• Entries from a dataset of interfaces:
---
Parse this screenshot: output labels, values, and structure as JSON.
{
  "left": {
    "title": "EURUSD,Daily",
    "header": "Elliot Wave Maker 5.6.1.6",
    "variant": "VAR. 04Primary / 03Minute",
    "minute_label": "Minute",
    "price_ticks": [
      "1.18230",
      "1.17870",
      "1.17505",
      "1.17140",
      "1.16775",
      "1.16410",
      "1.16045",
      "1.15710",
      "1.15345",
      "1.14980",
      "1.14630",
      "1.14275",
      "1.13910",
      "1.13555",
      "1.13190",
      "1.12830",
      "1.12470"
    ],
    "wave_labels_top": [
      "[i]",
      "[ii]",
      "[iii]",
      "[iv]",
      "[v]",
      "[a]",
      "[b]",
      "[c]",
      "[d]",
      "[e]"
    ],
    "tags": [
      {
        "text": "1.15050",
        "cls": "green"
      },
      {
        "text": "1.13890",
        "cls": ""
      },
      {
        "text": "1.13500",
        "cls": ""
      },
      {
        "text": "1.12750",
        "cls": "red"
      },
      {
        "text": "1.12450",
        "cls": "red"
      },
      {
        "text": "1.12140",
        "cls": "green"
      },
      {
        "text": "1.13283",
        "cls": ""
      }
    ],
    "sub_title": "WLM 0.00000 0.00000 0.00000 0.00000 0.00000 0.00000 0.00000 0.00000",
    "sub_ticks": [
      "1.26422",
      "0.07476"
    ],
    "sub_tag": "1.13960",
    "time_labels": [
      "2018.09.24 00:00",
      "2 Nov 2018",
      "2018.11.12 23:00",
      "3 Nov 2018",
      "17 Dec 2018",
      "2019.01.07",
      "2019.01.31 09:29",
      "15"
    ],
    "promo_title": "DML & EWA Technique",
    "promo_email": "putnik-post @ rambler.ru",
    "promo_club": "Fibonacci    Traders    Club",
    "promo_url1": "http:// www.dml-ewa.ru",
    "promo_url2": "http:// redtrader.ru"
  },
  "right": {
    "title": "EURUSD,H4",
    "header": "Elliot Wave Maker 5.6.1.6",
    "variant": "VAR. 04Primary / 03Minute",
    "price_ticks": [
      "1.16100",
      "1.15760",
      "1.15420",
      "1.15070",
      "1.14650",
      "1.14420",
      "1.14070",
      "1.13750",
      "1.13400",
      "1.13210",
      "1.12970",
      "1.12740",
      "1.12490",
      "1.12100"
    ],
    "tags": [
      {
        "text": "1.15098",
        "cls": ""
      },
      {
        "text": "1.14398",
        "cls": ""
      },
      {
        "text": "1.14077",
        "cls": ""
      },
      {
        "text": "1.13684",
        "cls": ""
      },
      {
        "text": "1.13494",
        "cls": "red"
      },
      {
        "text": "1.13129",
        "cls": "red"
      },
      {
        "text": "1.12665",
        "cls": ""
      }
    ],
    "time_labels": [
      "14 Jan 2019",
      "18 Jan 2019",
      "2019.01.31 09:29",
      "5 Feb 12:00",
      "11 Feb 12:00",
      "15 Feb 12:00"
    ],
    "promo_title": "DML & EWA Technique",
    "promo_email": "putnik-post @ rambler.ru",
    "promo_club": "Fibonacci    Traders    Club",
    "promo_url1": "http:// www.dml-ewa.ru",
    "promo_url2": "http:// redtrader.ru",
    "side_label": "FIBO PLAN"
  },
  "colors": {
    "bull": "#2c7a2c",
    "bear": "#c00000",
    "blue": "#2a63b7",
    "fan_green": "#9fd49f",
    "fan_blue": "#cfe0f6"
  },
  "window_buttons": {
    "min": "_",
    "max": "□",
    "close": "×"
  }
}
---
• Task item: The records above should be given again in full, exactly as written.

• Response box:
Parse this screenshot: output labels, values, and structure as JSON.
{
  "left": {
    "title": "EURUSD,Daily",
    "header": "Elliot Wave Maker 5.6.1.6",
    "variant": "VAR. 04Primary / 03Minute",
    "minute_label": "Minute",
    "price_ticks": [
      "1.18230",
      "1.17870",
      "1.17505",
      "1.17140",
      "1.16775",
      "1.16410",
      "1.16045",
      "1.15710",
      "1.15345",
      "1.14980",
      "1.14630",
      "1.14275",
      "1.13910",
      "1.13555",
      "1.13190",
      "1.12830",
      "1.12470"
    ],
    "wave_labels_top": [
      "[i]",
      "[ii]",
      "[iii]",
      "[iv]",
      "[v]",
      "[a]",
      "[b]",
      "[c]",
      "[d]",
      "[e]"
    ],
    "tags": [
      {
        "text": "1.15050",
        "cls": "green"
      },
      {
        "text": "1.13890",
        "cls": ""
      },
      {
        "text": "1.13500",
        "cls": ""
      },
      {
        "text": "1.12750",
        "cls": "red"
      },
      {
        "text": "1.12450",
        "cls": "red"
      },
      {
        "text": "1.12140",
        "cls": "green"
      },
      {
        "text": "1.13283",
        "cls": ""
      }
    ],
    "sub_title": "WLM 0.00000 0.00000 0.00000 0.00000 0.00000 0.00000 0.00000 0.00000",
    "sub_ticks": [
      "1.26422",
      "0.07476"
    ],
    "sub_tag": "1.13960",
    "time_labels": [
      "2018.09.24 00:00",
      "2 Nov 2018",
      "2018.11.12 23:00",
      "3 Nov 2018",
      "17 Dec 2018",
      "2019.01.07",
      "2019.01.31 09:29",
      "15"
    ],
    "promo_title": "DML & EWA Technique",
    "promo_email": "putnik-post @ rambler.ru",
    "promo_club": "Fibonacci    Traders    Club",
    "promo_url1": "http:// www.dml-ewa.ru",
    "promo_url2": "http:// redtrader.ru"
  },
  "right": {
    "title": "EURUSD,H4",
    "header": "Elliot Wave Maker 5.6.1.6",
    "variant": "VAR. 04Primary / 03Minute",
    "price_ticks": [
      "1.16100",
      "1.15760",
      "1.15420",
      "1.15070",
      "1.14650",
      "1.14420",
      "1.14070",
      "1.13750",
      "1.13400",
      "1.13210",
      "1.12970",
      "1.12740",
      "1.12490",
      "1.12100"
    ],
    "tags": [
      {
        "text": "1.15098",
        "cls": ""
      },
      {
        "text": "1.14398",
        "cls": ""
      },
      {
        "text": "1.14077",
        "cls": ""
      },
      {
        "text": "1.13684",
        "cls": ""
      },
      {
        "text": "1.13494",
        "cls": "red"
      },
      {
        "text": "1.13129",
        "cls": "red"
      },
      {
        "text": "1.12665",
        "cls": ""
      }
    ],
    "time_labels": [
      "14 Jan 2019",
      "18 Jan 2019",
      "2019.01.31 09:29",
      "5 Feb 12:00",
      "11 Feb 12:00",
      "15 Feb 12:00"
    ],
    "promo_title": "DML & EWA Technique",
    "promo_email": "putnik-post @ rambler.ru",
    "promo_club": "Fibonacci    Traders    Club",
    "promo_url1": "http:// www.dml-ewa.ru",
    "promo_url2": "http:// redtrader.ru",
    "side_label": "FIBO PLAN"
  },
  "colors": {
    "bull": "#2c7a2c",
    "bear": "#c00000",
    "blue": "#2a63b7",
    "fan_green": "#9fd49f",
    "fan_blue": "#cfe0f6"
  },
  "window_buttons": {
    "min": "_",
    "max": "□",
    "close": "×"
  }
}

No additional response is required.